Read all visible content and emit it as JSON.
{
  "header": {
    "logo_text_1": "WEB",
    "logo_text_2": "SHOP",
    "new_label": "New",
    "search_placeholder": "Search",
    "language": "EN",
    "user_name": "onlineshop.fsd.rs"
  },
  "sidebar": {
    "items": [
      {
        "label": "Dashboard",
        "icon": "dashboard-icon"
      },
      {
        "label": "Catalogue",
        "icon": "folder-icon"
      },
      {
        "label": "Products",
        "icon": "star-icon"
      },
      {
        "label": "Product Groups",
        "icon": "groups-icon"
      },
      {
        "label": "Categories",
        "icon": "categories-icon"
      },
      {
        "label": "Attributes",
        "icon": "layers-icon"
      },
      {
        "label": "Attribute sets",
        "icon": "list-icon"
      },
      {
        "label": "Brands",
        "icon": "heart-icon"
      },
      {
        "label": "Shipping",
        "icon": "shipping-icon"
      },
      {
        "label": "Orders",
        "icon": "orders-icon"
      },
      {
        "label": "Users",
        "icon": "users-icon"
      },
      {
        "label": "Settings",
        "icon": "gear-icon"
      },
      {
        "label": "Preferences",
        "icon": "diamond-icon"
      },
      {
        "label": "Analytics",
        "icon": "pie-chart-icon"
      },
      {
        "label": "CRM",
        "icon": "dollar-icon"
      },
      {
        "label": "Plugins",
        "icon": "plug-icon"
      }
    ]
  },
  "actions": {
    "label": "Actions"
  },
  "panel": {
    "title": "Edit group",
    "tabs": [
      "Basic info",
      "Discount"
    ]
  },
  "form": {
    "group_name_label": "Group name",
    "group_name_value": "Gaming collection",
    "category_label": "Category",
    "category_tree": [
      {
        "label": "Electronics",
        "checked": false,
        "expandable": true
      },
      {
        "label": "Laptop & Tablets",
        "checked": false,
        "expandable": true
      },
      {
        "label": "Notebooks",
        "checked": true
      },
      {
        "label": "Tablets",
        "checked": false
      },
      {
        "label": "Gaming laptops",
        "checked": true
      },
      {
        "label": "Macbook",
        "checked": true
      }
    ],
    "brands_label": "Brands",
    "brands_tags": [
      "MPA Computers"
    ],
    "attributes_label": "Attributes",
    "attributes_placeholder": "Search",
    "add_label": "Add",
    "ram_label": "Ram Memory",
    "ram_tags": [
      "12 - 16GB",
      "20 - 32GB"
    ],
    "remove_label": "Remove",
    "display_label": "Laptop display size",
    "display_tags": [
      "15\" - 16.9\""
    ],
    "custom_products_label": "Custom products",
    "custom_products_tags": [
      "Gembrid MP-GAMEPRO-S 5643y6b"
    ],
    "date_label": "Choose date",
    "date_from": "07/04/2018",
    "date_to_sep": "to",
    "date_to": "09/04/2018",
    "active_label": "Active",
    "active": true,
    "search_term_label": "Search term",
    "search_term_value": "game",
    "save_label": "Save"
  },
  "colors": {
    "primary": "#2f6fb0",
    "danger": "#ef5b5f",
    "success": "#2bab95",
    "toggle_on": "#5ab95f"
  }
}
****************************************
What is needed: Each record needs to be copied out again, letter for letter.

Solution to this problem:
Read all visible content and emit it as JSON.
{
  "header": {
    "logo_text_1": "WEB",
    "logo_text_2": "SHOP",
    "new_label": "New",
    "search_placeholder": "Search",
    "language": "EN",
    "user_name": "onlineshop.fsd.rs"
  },
  "sidebar": {
    "items": [
      {
        "label": "Dashboard",
        "icon": "dashboard-icon"
      },
      {
        "label": "Catalogue",
        "icon": "folder-icon"
      },
      {
        "label": "Products",
        "icon": "star-icon"
      },
      {
        "label": "Product Groups",
        "icon": "groups-icon"
      },
      {
        "label": "Categories",
        "icon": "categories-icon"
      },
      {
        "label": "Attributes",
        "icon": "layers-icon"
      },
      {
        "label": "Attribute sets",
        "icon": "list-icon"
      },
      {
        "label": "Brands",
        "icon": "heart-icon"
      },
      {
        "label": "Shipping",
        "icon": "shipping-icon"
      },
      {
        "label": "Orders",
        "icon": "orders-icon"
      },
      {
        "label": "Users",
        "icon": "users-icon"
      },
      {
        "label": "Settings",
        "icon": "gear-icon"
      },
      {
        "label": "Preferences",
        "icon": "diamond-icon"
      },
      {
        "label": "Analytics",
        "icon": "pie-chart-icon"
      },
      {
        "label": "CRM",
        "icon": "dollar-icon"
      },
      {
        "label": "Plugins",
        "icon": "plug-icon"
      }
    ]
  },
  "actions": {
    "label": "Actions"
  },
  "panel": {
    "title": "Edit group",
    "tabs": [
      "Basic info",
      "Discount"
    ]
  },
  "form": {
    "group_name_label": "Group name",
    "group_name_value": "Gaming collection",
    "category_label": "Category",
    "category_tree": [
      {
        "label": "Electronics",
        "checked": false,
        "expandable": true
      },
      {
        "label": "Laptop & Tablets",
        "checked": false,
        "expandable": true
      },
      {
        "label": "Notebooks",
        "checked": true
      },
      {
        "label": "Tablets",
        "checked": false
      },
      {
        "label": "Gaming laptops",
        "checked": true
      },
      {
        "label": "Macbook",
        "checked": true
      }
    ],
    "brands_label": "Brands",
    "brands_tags": [
      "MPA Computers"
    ],
    "attributes_label": "Attributes",
    "attributes_placeholder": "Search",
    "add_label": "Add",
    "ram_label": "Ram Memory",
    "ram_tags": [
      "12 - 16GB",
      "20 - 32GB"
    ],
    "remove_label": "Remove",
    "display_label": "Laptop display size",
    "display_tags": [
      "15\" - 16.9\""
    ],
    "custom_products_label": "Custom products",
    "custom_products_tags": [
      "Gembrid MP-GAMEPRO-S 5643y6b"
    ],
    "date_label": "Choose date",
    "date_from": "07/04/2018",
    "date_to_sep": "to",
    "date_to": "09/04/2018",
    "active_label": "Active",
    "active": true,
    "search_term_label": "Search term",
    "search_term_value": "game",
    "save_label": "Save"
  },
  "colors": {
    "primary": "#2f6fb0",
    "danger": "#ef5b5f",
    "success": "#2bab95",
    "toggle_on": "#5ab95f"
  }
}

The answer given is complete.